(Beginning of Supplied entries)

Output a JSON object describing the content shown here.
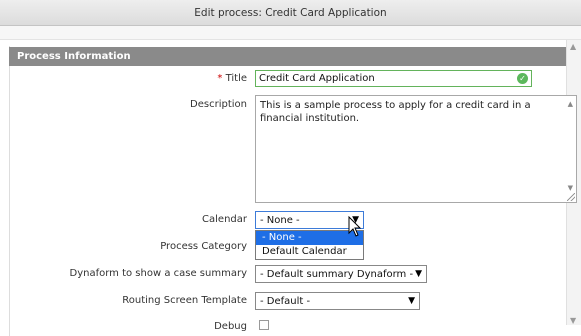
{
  "window": {
    "title": "Edit process: Credit Card Application"
  },
  "panel": {
    "header": "Process Information"
  },
  "form": {
    "title": {
      "required_mark": "*",
      "label": "Title",
      "value": "Credit Card Application"
    },
    "description": {
      "label": "Description",
      "value": "This is a sample process to apply for a credit card in a financial institution."
    },
    "calendar": {
      "label": "Calendar",
      "selected": "- None -",
      "options": [
        "- None -",
        "Default Calendar"
      ]
    },
    "process_category": {
      "label": "Process Category"
    },
    "dynaform_summary": {
      "label": "Dynaform to show a case summary",
      "selected": "- Default summary Dynaform -"
    },
    "routing_template": {
      "label": "Routing Screen Template",
      "selected": "- Default -"
    },
    "partial_label": "Debug"
  },
  "icons": {
    "valid": "check-circle-icon",
    "caret": "dropdown-arrow-icon",
    "cursor": "mouse-pointer-icon"
  },
  "colors": {
    "header_bg": "#8a8a8a",
    "valid": "#5cb85c",
    "selection": "#1e6ee6",
    "required": "#cc0000"
  }
}
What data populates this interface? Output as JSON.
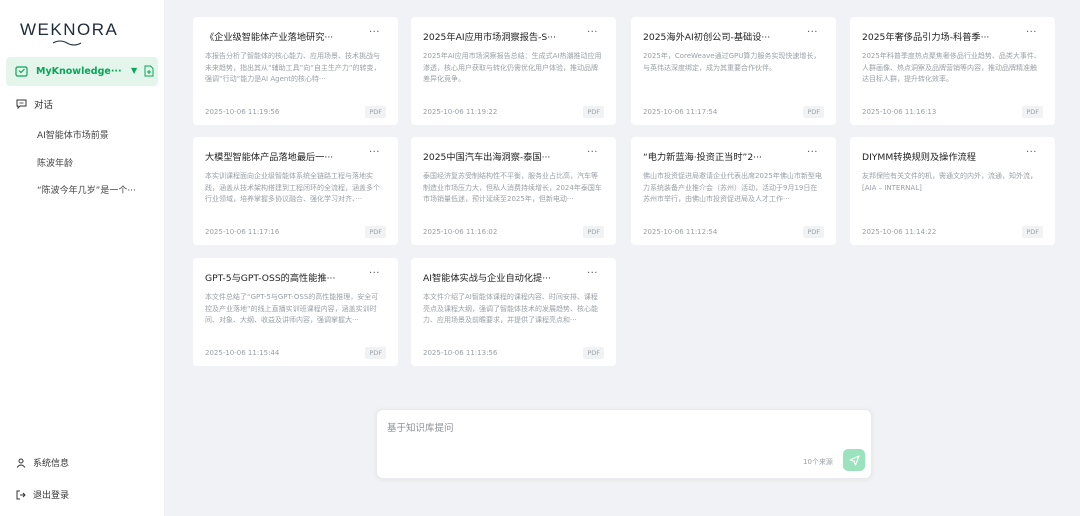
{
  "sidebar": {
    "logo": "WEKNORA",
    "knowledge_base": "MyKnowledge···",
    "chat_label": "对话",
    "conversations": [
      "AI智能体市场前景",
      "陈波年龄",
      "“陈波今年几岁”是一个···"
    ],
    "system_info": "系统信息",
    "logout": "退出登录"
  },
  "cards": [
    {
      "title": "《企业级智能体产业落地研究···",
      "desc": "本报告分析了智能体的核心能力、应用场景、技术挑战与未来趋势，指出其从“辅助工具”向“自主生产力”的转变，强调“行动”能力是AI Agent的核心特···",
      "date": "2025-10-06 11:19:56",
      "type": "PDF"
    },
    {
      "title": "2025年AI应用市场洞察报告-S···",
      "desc": "2025年AI应用市场洞察报告总结：生成式AI热潮推动应用渗透，核心用户获取与转化仍需优化用户体验，推动品牌差异化竞争。",
      "date": "2025-10-06 11:19:22",
      "type": "PDF"
    },
    {
      "title": "2025海外AI初创公司-基础设···",
      "desc": "2025年，CoreWeave通过GPU算力服务实现快速增长，与英伟达深度绑定，成为其重要合作伙伴。",
      "date": "2025-10-06 11:17:54",
      "type": "PDF"
    },
    {
      "title": "2025年奢侈品引力场-科普季···",
      "desc": "2025年科普季度热点聚焦奢侈品行业趋势、品类大事件、人群画像、热点洞察及品牌营销等内容，推动品牌精准触达目标人群，提升转化效率。",
      "date": "2025-10-06 11:16:13",
      "type": "PDF"
    },
    {
      "title": "大模型智能体产品落地最后一···",
      "desc": "本实训课程面向企业级智能体系统全链路工程与落地实践，涵盖从技术架构搭建到工程闭环的全流程，涵盖多个行业领域，培养掌握多协议融合、强化学习对齐、···",
      "date": "2025-10-06 11:17:16",
      "type": "PDF"
    },
    {
      "title": "2025中国汽车出海洞察-泰国···",
      "desc": "泰国经济复苏受制结构性不平衡，服务业占比高，汽车等制造业市场压力大，但私人消费持续增长，2024年泰国车市场销量低迷，预计延续至2025年，但新电动···",
      "date": "2025-10-06 11:16:02",
      "type": "PDF"
    },
    {
      "title": "“电力新蓝海·投资正当时”2···",
      "desc": "佛山市投资促进局邀请企业代表出席2025年佛山市新型电力系统装备产业推介会（苏州）活动，活动于9月19日在苏州市举行，由佛山市投资促进局及人才工作···",
      "date": "2025-10-06 11:12:54",
      "type": "PDF"
    },
    {
      "title": "DIYMM转换规则及操作流程",
      "desc": "友邦保险有关文件的机，需通文的内外，流通，知外流，[AIA – INTERNAL]",
      "date": "2025-10-06 11:14:22",
      "type": "PDF"
    },
    {
      "title": "GPT-5与GPT-OSS的高性能推···",
      "desc": "本文件总结了“GPT-5与GPT-OSS的高性能推理，安全可控及产业落地”的线上直播实训班课程内容，涵盖实训时间、对象、大纲、收益及讲师内容，强调掌握大···",
      "date": "2025-10-06 11:15:44",
      "type": "PDF"
    },
    {
      "title": "AI智能体实战与企业自动化提···",
      "desc": "本文件介绍了AI智能体课程的课程内容、时间安排、课程亮点及课程大纲，强调了智能体技术的发展趋势、核心能力、应用场景及前瞻要求，并提供了课程亮点和···",
      "date": "2025-10-06 11:13:56",
      "type": "PDF"
    }
  ],
  "chat_input": {
    "placeholder": "基于知识库提问",
    "source_count": "10个来源"
  },
  "colors": {
    "accent": "#07a65a",
    "accent_light_bg": "#e4f5ec",
    "send_button": "#9be3bc",
    "background": "#f0f2f5"
  }
}
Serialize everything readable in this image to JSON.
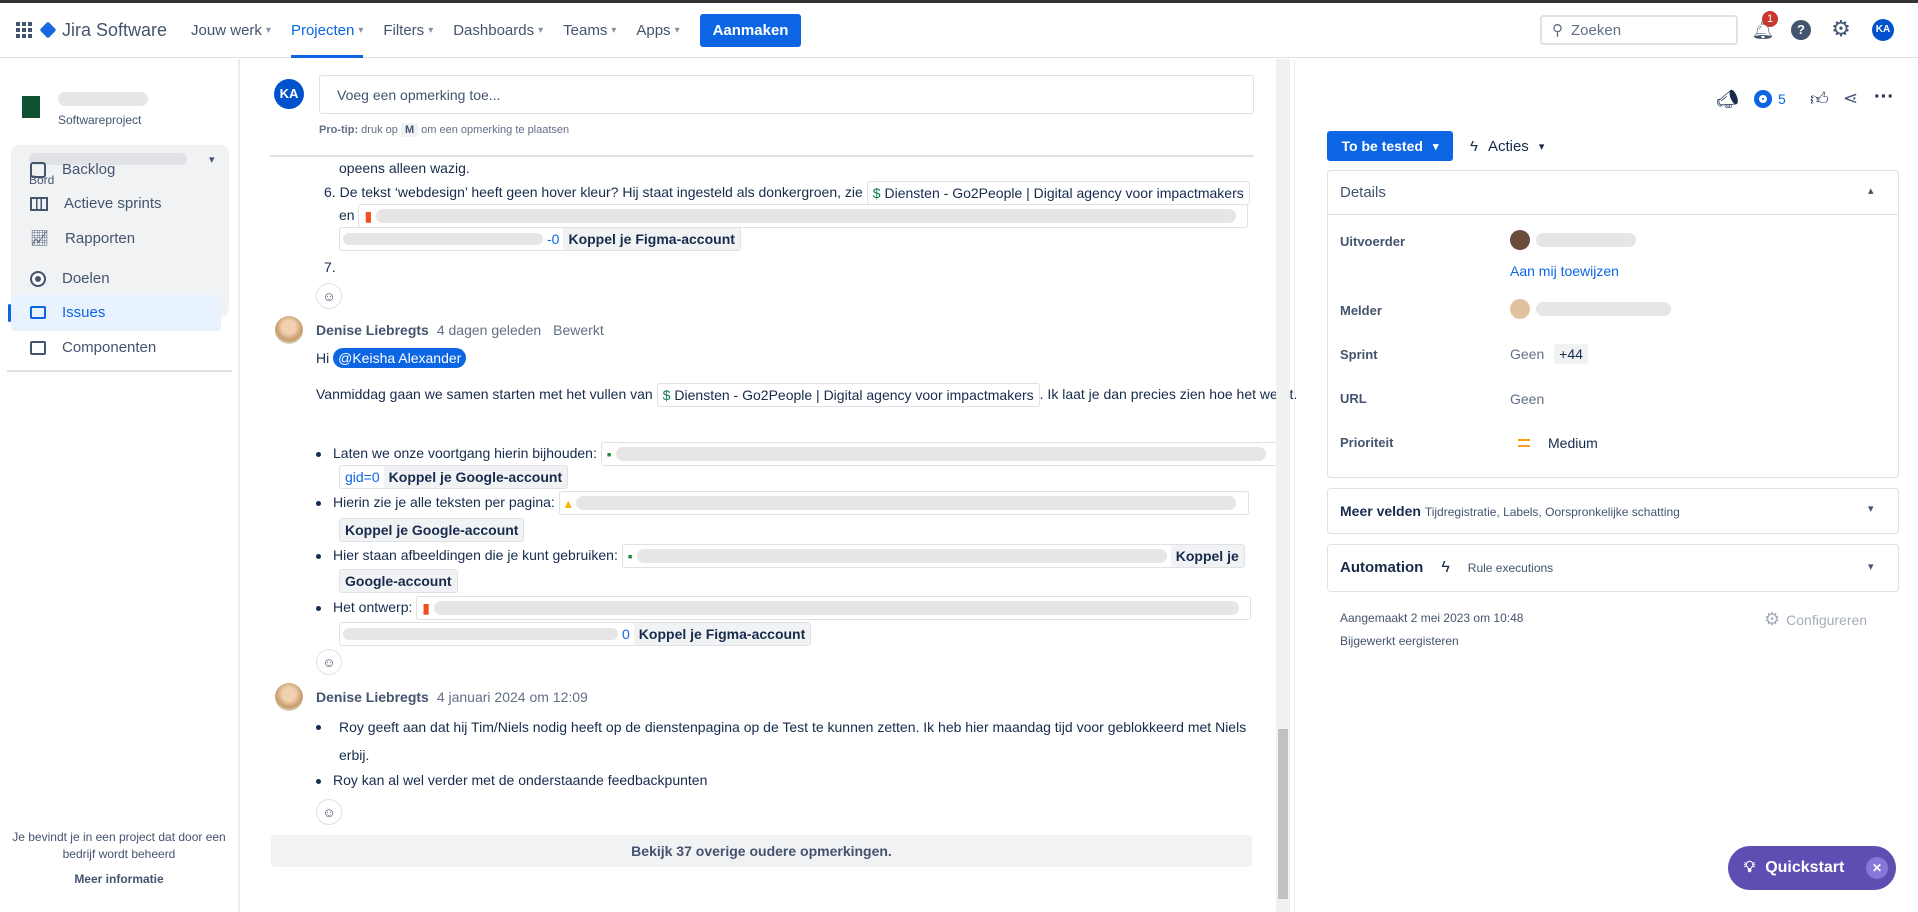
{
  "nav": {
    "app_name": "Jira Software",
    "items": [
      "Jouw werk",
      "Projecten",
      "Filters",
      "Dashboards",
      "Teams",
      "Apps"
    ],
    "create_label": "Aanmaken",
    "search_placeholder": "Zoeken",
    "notification_count": "1",
    "user_initials": "KA",
    "accent": "#0c66e4"
  },
  "sidebar": {
    "project_type": "Softwareproject",
    "group_label": "Bord",
    "group_items": [
      "Backlog",
      "Actieve sprints",
      "Rapporten"
    ],
    "items": [
      "Doelen",
      "Issues",
      "Componenten"
    ],
    "active": "Issues",
    "footer_text": "Je bevindt je in een project dat door een bedrijf wordt beheerd",
    "footer_link": "Meer informatie"
  },
  "comment_box": {
    "avatar": "KA",
    "placeholder": "Voeg een opmerking toe...",
    "protip_bold": "Pro-tip:",
    "protip_pre": "druk op",
    "protip_key": "M",
    "protip_post": "om een opmerking te plaatsen"
  },
  "comments": [
    {
      "continuation": "opeens alleen wazig.",
      "item6_num": "6.",
      "item6_text": "De tekst ‘webdesign’ heeft geen hover kleur? Hij staat ingesteld als donkergroen, zie",
      "item6_chip": "Diensten - Go2People | Digital agency voor impactmakers",
      "item6_en": "en",
      "item6_link_tail": "-0",
      "item6_koppel": "Koppel je Figma-account",
      "item7_num": "7."
    },
    {
      "author": "Denise Liebregts",
      "time": "4 dagen geleden",
      "edited": "Bewerkt",
      "hi": "Hi",
      "mention": "@Keisha Alexander",
      "para_pre": "Vanmiddag gaan we samen starten met het vullen van",
      "para_chip": "Diensten - Go2People | Digital agency voor impactmakers",
      "para_post": ". Ik laat je dan precies zien hoe het werkt.",
      "bullets": [
        {
          "text": "Laten we onze voortgang hierin bijhouden:",
          "link_tail": "gid=0",
          "koppel": "Koppel je Google-account"
        },
        {
          "text": "Hierin zie je alle teksten per pagina:",
          "koppel": "Koppel je Google-account"
        },
        {
          "text": "Hier staan afbeeldingen die je kunt gebruiken:",
          "koppel_a": "Koppel je",
          "koppel_b": "Google-account"
        },
        {
          "text": "Het ontwerp:",
          "link_tail": "0",
          "koppel": "Koppel je Figma-account"
        }
      ]
    },
    {
      "author": "Denise Liebregts",
      "time": "4 januari 2024 om 12:09",
      "bullets": [
        "Roy geeft aan dat hij Tim/Niels nodig heeft op de dienstenpagina op de Test te kunnen zetten. Ik heb hier maandag tijd voor geblokkeerd met Niels erbij.",
        "Roy kan al wel verder met de onderstaande feedbackpunten"
      ]
    }
  ],
  "older_comments": "Bekijk 37 overige oudere opmerkingen.",
  "issue_panel": {
    "watchers": "5",
    "status": "To be tested",
    "actions": "Acties",
    "details_title": "Details",
    "fields": {
      "assignee_label": "Uitvoerder",
      "assign_me": "Aan mij toewijzen",
      "reporter_label": "Melder",
      "sprint_label": "Sprint",
      "sprint_value": "Geen",
      "sprint_more": "+44",
      "url_label": "URL",
      "url_value": "Geen",
      "priority_label": "Prioriteit",
      "priority_value": "Medium",
      "priority_color": "#ff991f"
    },
    "more_fields_title": "Meer velden",
    "more_fields_list": "Tijdregistratie, Labels, Oorspronkelijke schatting",
    "automation_title": "Automation",
    "automation_sub": "Rule executions",
    "created": "Aangemaakt 2 mei 2023 om 10:48",
    "updated": "Bijgewerkt eergisteren",
    "configure": "Configureren"
  },
  "quickstart": "Quickstart"
}
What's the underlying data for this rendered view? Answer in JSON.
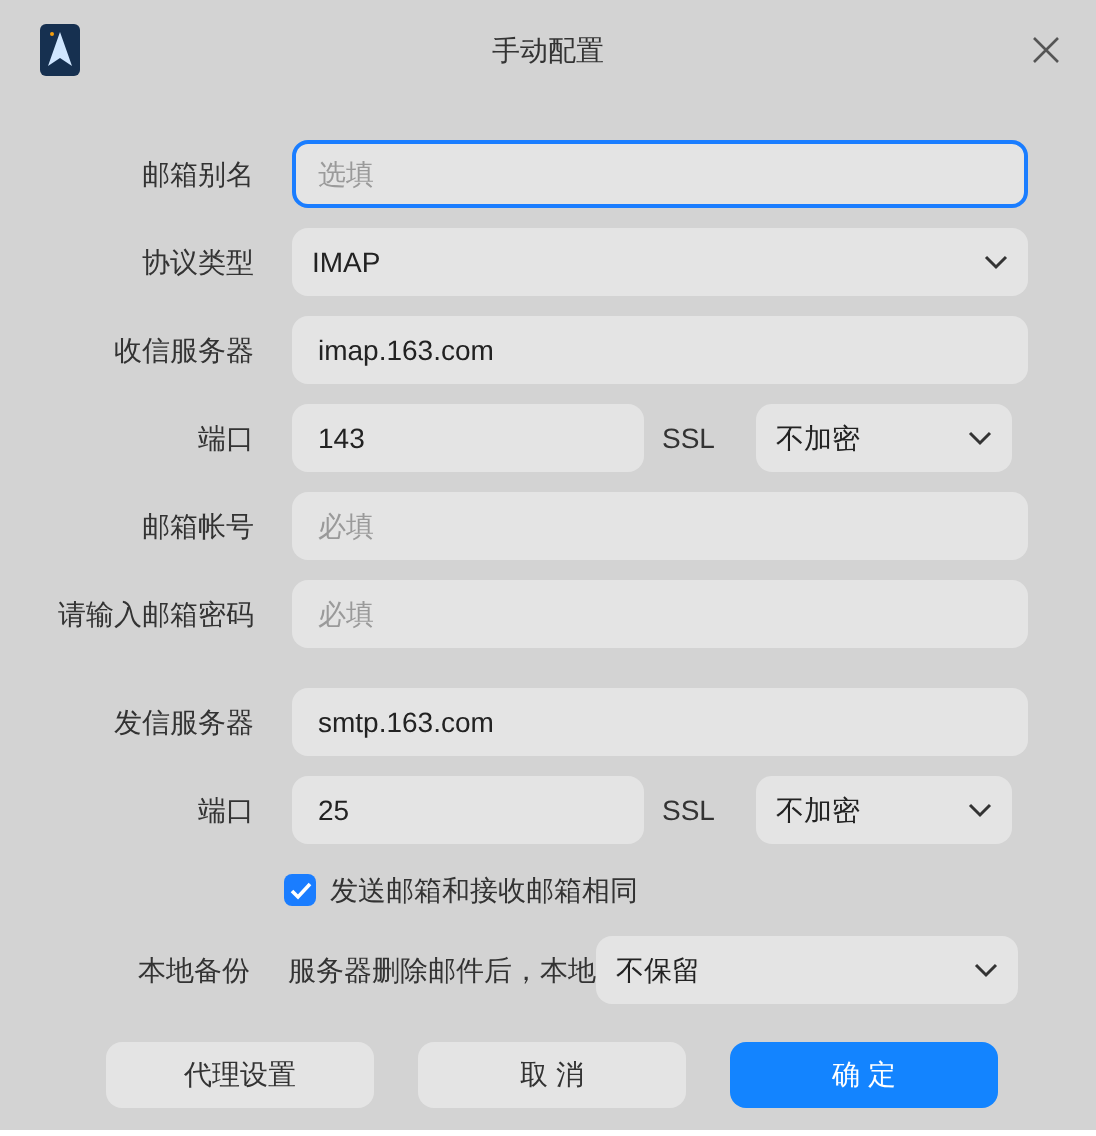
{
  "window": {
    "title": "手动配置"
  },
  "incoming": [
    {
      "kind": "text",
      "label": "邮箱别名",
      "placeholder": "选填",
      "focused": true
    },
    {
      "kind": "select",
      "label": "协议类型",
      "value": "IMAP"
    },
    {
      "kind": "text",
      "label": "收信服务器",
      "value": "imap.163.com",
      "focused": false
    },
    {
      "kind": "port",
      "label": "端口",
      "value": "143",
      "ssl_label": "SSL",
      "ssl_value": "不加密"
    },
    {
      "kind": "text",
      "label": "邮箱帐号",
      "placeholder": "必填",
      "focused": false
    },
    {
      "kind": "text",
      "label": "请输入邮箱密码",
      "placeholder": "必填",
      "focused": false
    }
  ],
  "outgoing": [
    {
      "kind": "text",
      "label": "发信服务器",
      "value": "smtp.163.com",
      "focused": false
    },
    {
      "kind": "port",
      "label": "端口",
      "value": "25",
      "ssl_label": "SSL",
      "ssl_value": "不加密"
    }
  ],
  "same_mailbox": {
    "label": "发送邮箱和接收邮箱相同",
    "checked": true
  },
  "backup": {
    "label": "本地备份",
    "prefix": "服务器删除邮件后，本地",
    "value": "不保留"
  },
  "buttons": [
    {
      "label": "代理设置",
      "primary": false
    },
    {
      "label": "取 消",
      "primary": false
    },
    {
      "label": "确 定",
      "primary": true
    }
  ]
}
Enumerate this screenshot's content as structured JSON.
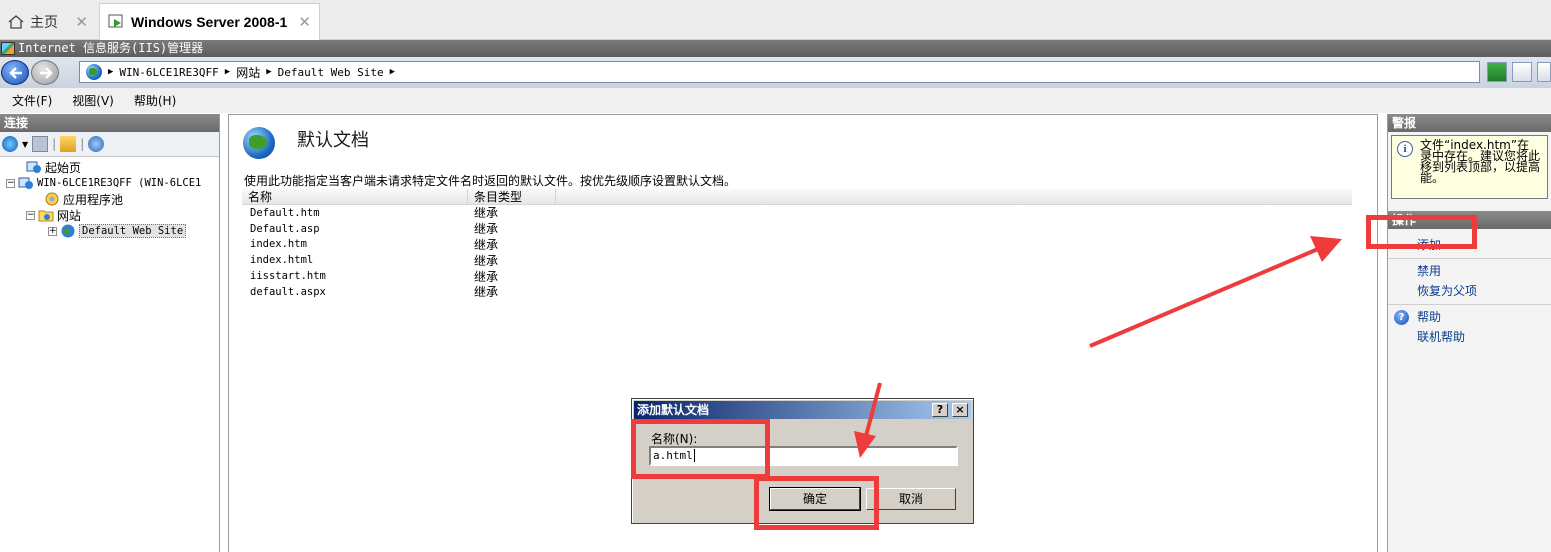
{
  "vm_tabs": {
    "home_label": "主页",
    "active_label": "Windows Server 2008-1"
  },
  "window": {
    "title": "Internet 信息服务(IIS)管理器"
  },
  "address": {
    "segments": [
      "WIN-6LCE1RE3QFF",
      "网站",
      "Default Web Site"
    ]
  },
  "menu": {
    "items": [
      "文件(F)",
      "视图(V)",
      "帮助(H)"
    ]
  },
  "connections": {
    "title": "连接",
    "tree": [
      {
        "label": "起始页"
      },
      {
        "label": "WIN-6LCE1RE3QFF (WIN-6LCE1"
      },
      {
        "label": "应用程序池"
      },
      {
        "label": "网站"
      },
      {
        "label": "Default Web Site"
      }
    ]
  },
  "main": {
    "title": "默认文档",
    "description": "使用此功能指定当客户端未请求特定文件名时返回的默认文件。按优先级顺序设置默认文档。",
    "columns": [
      "名称",
      "条目类型"
    ],
    "rows": [
      {
        "name": "Default.htm",
        "type": "继承"
      },
      {
        "name": "Default.asp",
        "type": "继承"
      },
      {
        "name": "index.htm",
        "type": "继承"
      },
      {
        "name": "index.html",
        "type": "继承"
      },
      {
        "name": "iisstart.htm",
        "type": "继承"
      },
      {
        "name": "default.aspx",
        "type": "继承"
      }
    ]
  },
  "alerts": {
    "title": "警报",
    "lines": [
      "文件“index.htm”在",
      "录中存在。建议您将此",
      "移到列表顶部，以提高",
      "能。"
    ]
  },
  "actions": {
    "title": "操作",
    "add": "添加...",
    "disable": "禁用",
    "revert": "恢复为父项",
    "help": "帮助",
    "online_help": "联机帮助"
  },
  "dialog": {
    "title": "添加默认文档",
    "help_btn": "?",
    "close_btn": "×",
    "name_label": "名称(N):",
    "name_value": "a.html",
    "ok": "确定",
    "cancel": "取消"
  }
}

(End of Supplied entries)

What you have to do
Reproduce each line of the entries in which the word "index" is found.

Answer for this exercise
        "name": "index.htm",
        "name": "index.html",
      "文件“index.htm”在",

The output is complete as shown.